→ **What is required**
Every record that follows must be duplicated exactly, with images left out.
|---|
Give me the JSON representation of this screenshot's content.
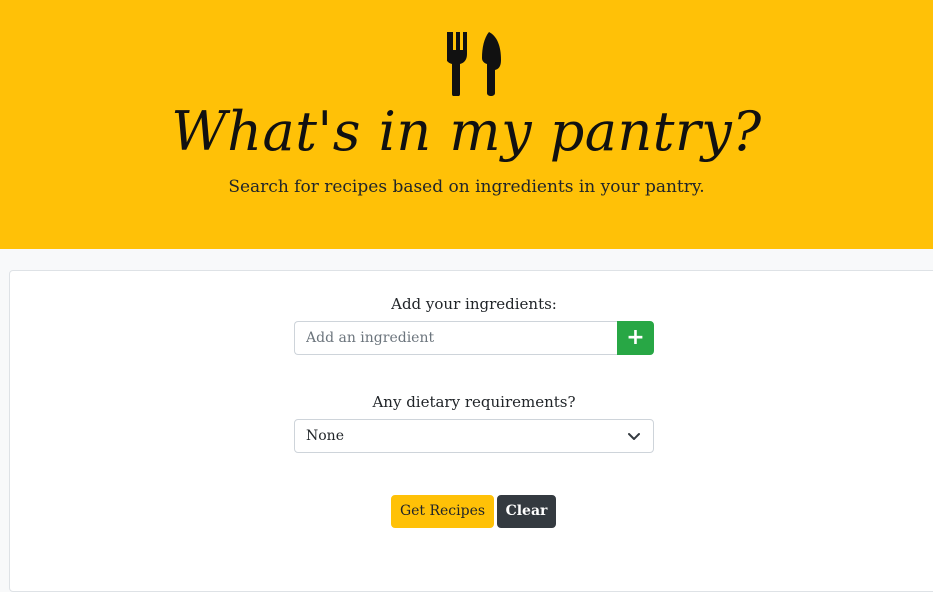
{
  "header": {
    "title": "What's in my pantry?",
    "subtitle": "Search for recipes based on ingredients in your pantry.",
    "logo_icon": "fork-knife-icon",
    "background_color": "#ffc107"
  },
  "form": {
    "ingredients_label": "Add your ingredients:",
    "ingredient_placeholder": "Add an ingredient",
    "ingredient_value": "",
    "add_button_label": "+",
    "add_button_color": "#28a745",
    "dietary_label": "Any dietary requirements?",
    "dietary_selected": "None"
  },
  "actions": {
    "get_recipes_label": "Get Recipes",
    "clear_label": "Clear"
  }
}
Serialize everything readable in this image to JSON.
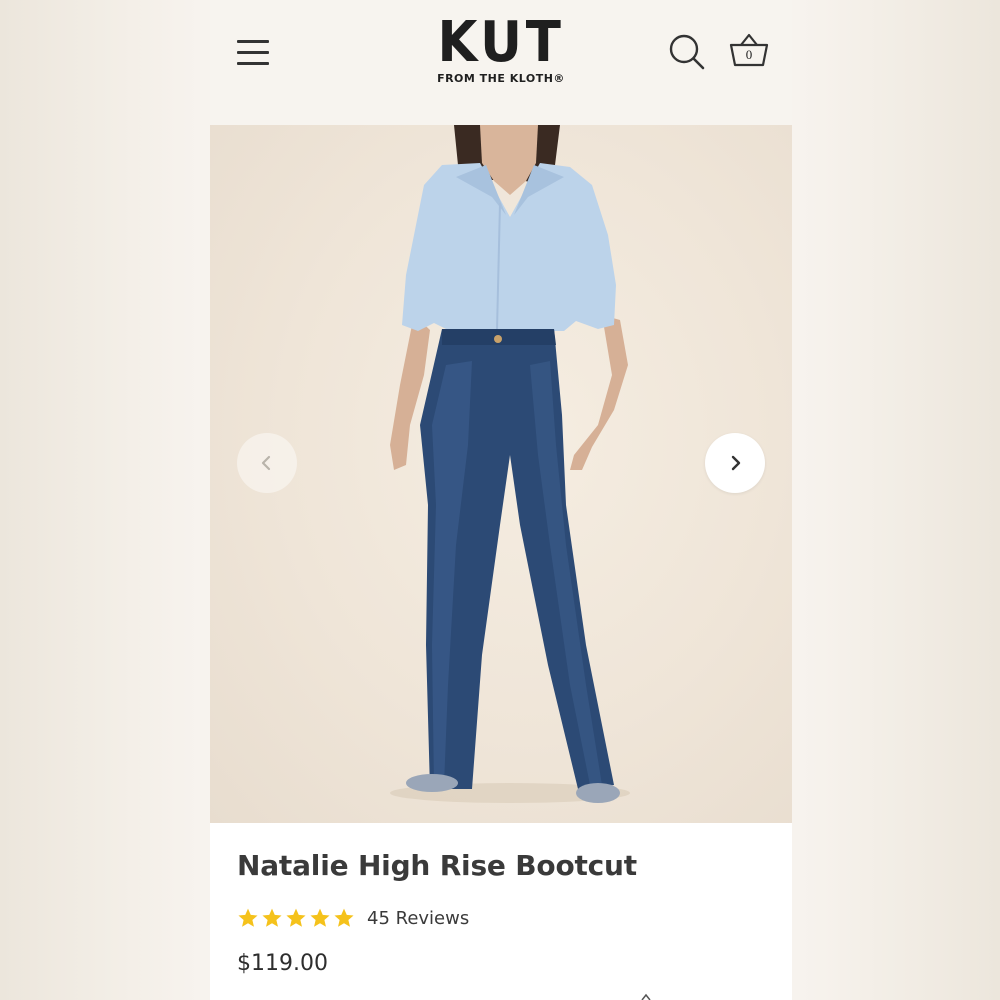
{
  "header": {
    "logo_main": "KUT",
    "logo_sub": "FROM THE KLOTH®",
    "cart_count": "0",
    "icons": {
      "menu": "hamburger-menu-icon",
      "search": "search-icon",
      "cart": "basket-icon"
    }
  },
  "gallery": {
    "prev_icon": "chevron-left-icon",
    "next_icon": "chevron-right-icon"
  },
  "product": {
    "title": "Natalie High Rise Bootcut",
    "rating": 5,
    "rating_max": 5,
    "reviews_label": "45 Reviews",
    "price": "$119.00"
  },
  "colors": {
    "header_bg": "#f7f4ef",
    "star": "#f5c21b",
    "text": "#3a3a3a",
    "shirt": "#bcd3ea",
    "denim": "#2c4a75"
  }
}
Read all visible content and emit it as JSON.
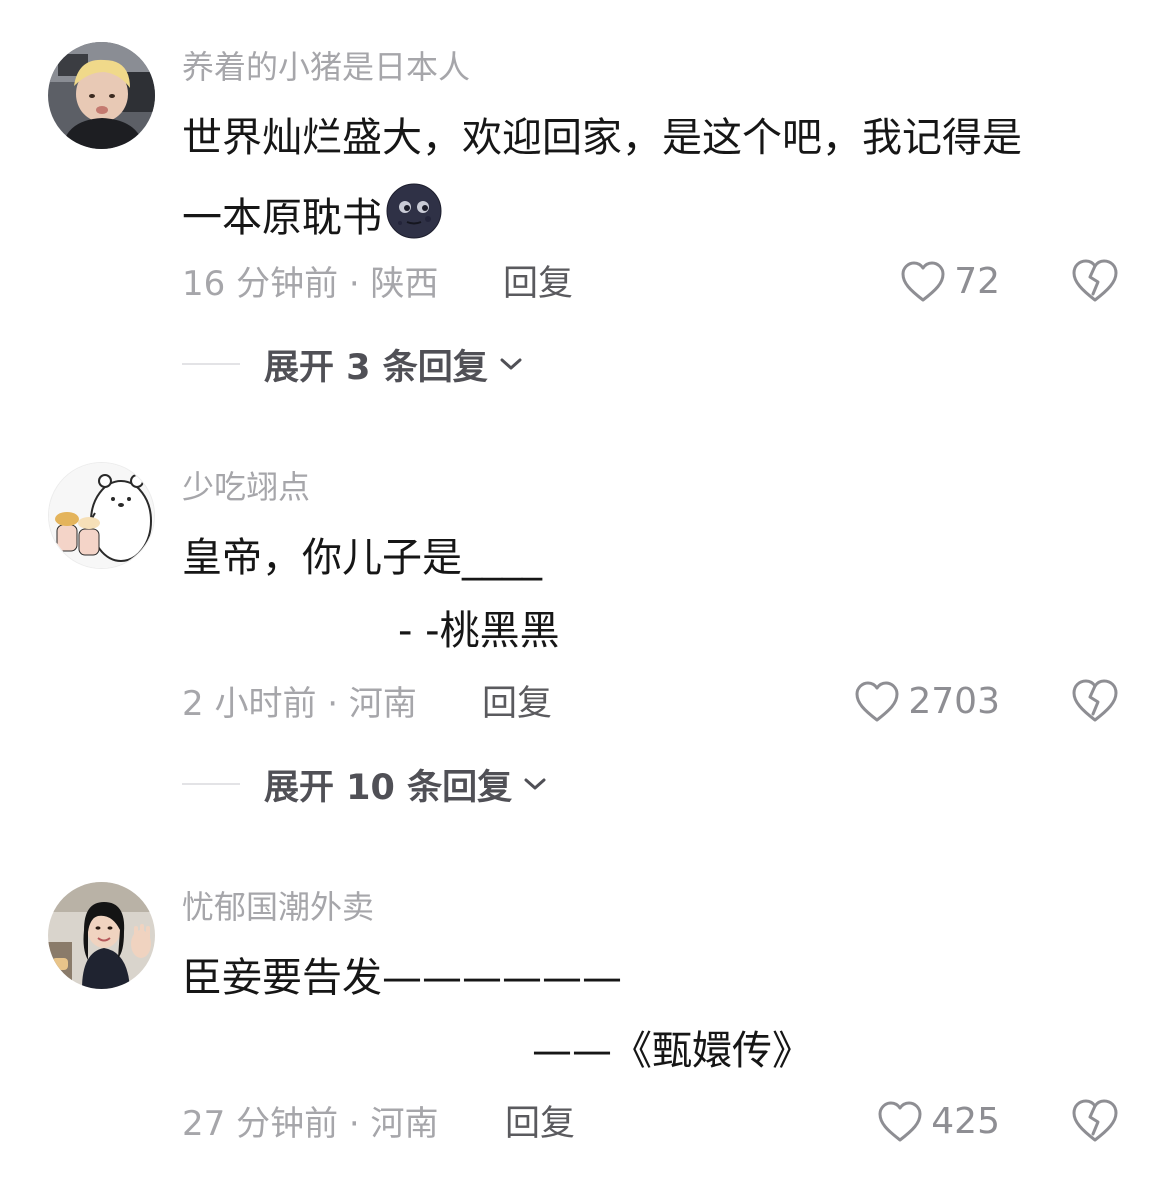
{
  "comments": [
    {
      "username": "养着的小猪是日本人",
      "lines": [
        "世界灿烂盛大，欢迎回家，是这个吧，我记得是",
        "一本原耽书"
      ],
      "emoji": "new-moon-face-emoji",
      "time_location": "16 分钟前 · 陕西",
      "reply_label": "回复",
      "likes": "72",
      "expand_label": "展开 3 条回复"
    },
    {
      "username": "少吃翊点",
      "lines": [
        "皇帝，你儿子是____",
        "- -桃黑黑"
      ],
      "time_location": "2 小时前 · 河南",
      "reply_label": "回复",
      "likes": "2703",
      "expand_label": "展开 10 条回复"
    },
    {
      "username": "忧郁国潮外卖",
      "lines": [
        "臣妾要告发——————",
        "——《甄嬛传》"
      ],
      "time_location": "27 分钟前 · 河南",
      "reply_label": "回复",
      "likes": "425"
    }
  ],
  "icons": {
    "like": "heart-outline-icon",
    "dislike": "broken-heart-icon",
    "expand": "chevron-down-icon"
  },
  "colors": {
    "username": "#a6a6aa",
    "text": "#161616",
    "meta": "#a6a6aa",
    "reply": "#5a5a5e",
    "icon": "#8e8e93"
  }
}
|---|
→ **Your response**
Give me the JSON representation of this screenshot's content.
{
  "header": {
    "title": "What's in my pantry?",
    "subtitle": "Search for recipes based on ingredients in your pantry.",
    "logo_icon": "fork-knife-icon",
    "background_color": "#ffc107"
  },
  "form": {
    "ingredients_label": "Add your ingredients:",
    "ingredient_placeholder": "Add an ingredient",
    "ingredient_value": "",
    "add_button_label": "+",
    "add_button_color": "#28a745",
    "dietary_label": "Any dietary requirements?",
    "dietary_selected": "None"
  },
  "actions": {
    "get_recipes_label": "Get Recipes",
    "clear_label": "Clear"
  }
}
Serialize everything readable in this image to JSON.
{
  "header": {
    "logo_main": "KUT",
    "logo_sub": "FROM THE KLOTH®",
    "cart_count": "0",
    "icons": {
      "menu": "hamburger-menu-icon",
      "search": "search-icon",
      "cart": "basket-icon"
    }
  },
  "gallery": {
    "prev_icon": "chevron-left-icon",
    "next_icon": "chevron-right-icon"
  },
  "product": {
    "title": "Natalie High Rise Bootcut",
    "rating": 5,
    "rating_max": 5,
    "reviews_label": "45 Reviews",
    "price": "$119.00"
  },
  "colors": {
    "header_bg": "#f7f4ef",
    "star": "#f5c21b",
    "text": "#3a3a3a",
    "shirt": "#bcd3ea",
    "denim": "#2c4a75"
  }
}
Read all visible content and emit it as JSON.
{
  "comments": [
    {
      "username": "养着的小猪是日本人",
      "lines": [
        "世界灿烂盛大，欢迎回家，是这个吧，我记得是",
        "一本原耽书"
      ],
      "emoji": "new-moon-face-emoji",
      "time_location": "16 分钟前 · 陕西",
      "reply_label": "回复",
      "likes": "72",
      "expand_label": "展开 3 条回复"
    },
    {
      "username": "少吃翊点",
      "lines": [
        "皇帝，你儿子是____",
        "- -桃黑黑"
      ],
      "time_location": "2 小时前 · 河南",
      "reply_label": "回复",
      "likes": "2703",
      "expand_label": "展开 10 条回复"
    },
    {
      "username": "忧郁国潮外卖",
      "lines": [
        "臣妾要告发——————",
        "——《甄嬛传》"
      ],
      "time_location": "27 分钟前 · 河南",
      "reply_label": "回复",
      "likes": "425"
    }
  ],
  "icons": {
    "like": "heart-outline-icon",
    "dislike": "broken-heart-icon",
    "expand": "chevron-down-icon"
  },
  "colors": {
    "username": "#a6a6aa",
    "text": "#161616",
    "meta": "#a6a6aa",
    "reply": "#5a5a5e",
    "icon": "#8e8e93"
  }
}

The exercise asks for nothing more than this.